─── Input for this task
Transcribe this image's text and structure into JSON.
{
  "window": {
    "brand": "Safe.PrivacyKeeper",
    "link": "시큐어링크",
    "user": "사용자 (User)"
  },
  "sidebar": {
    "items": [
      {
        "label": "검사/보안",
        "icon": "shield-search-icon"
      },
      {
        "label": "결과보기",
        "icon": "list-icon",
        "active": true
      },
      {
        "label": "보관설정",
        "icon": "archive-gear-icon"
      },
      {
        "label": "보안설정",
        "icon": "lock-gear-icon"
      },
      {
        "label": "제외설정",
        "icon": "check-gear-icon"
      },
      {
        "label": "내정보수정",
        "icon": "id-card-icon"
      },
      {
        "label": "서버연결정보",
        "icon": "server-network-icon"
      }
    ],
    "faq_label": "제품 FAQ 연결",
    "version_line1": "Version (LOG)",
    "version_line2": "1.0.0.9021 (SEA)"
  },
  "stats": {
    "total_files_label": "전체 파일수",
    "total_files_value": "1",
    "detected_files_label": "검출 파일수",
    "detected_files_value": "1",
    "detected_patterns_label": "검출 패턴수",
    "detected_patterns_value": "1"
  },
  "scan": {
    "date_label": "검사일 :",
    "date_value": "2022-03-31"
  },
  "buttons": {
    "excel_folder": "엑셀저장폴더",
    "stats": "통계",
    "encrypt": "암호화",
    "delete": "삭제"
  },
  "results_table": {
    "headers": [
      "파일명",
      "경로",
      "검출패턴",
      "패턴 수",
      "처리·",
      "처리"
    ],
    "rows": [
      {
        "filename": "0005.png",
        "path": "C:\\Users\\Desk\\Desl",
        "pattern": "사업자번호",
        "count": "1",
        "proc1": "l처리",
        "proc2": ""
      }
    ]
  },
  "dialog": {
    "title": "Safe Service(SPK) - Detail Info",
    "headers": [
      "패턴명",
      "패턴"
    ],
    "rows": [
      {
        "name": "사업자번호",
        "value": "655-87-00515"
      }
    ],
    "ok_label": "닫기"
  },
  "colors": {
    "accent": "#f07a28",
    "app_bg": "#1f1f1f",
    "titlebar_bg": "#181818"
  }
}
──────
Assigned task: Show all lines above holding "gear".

Problem solution:
        "icon": "archive-gear-icon"
        "icon": "lock-gear-icon"
        "icon": "check-gear-icon"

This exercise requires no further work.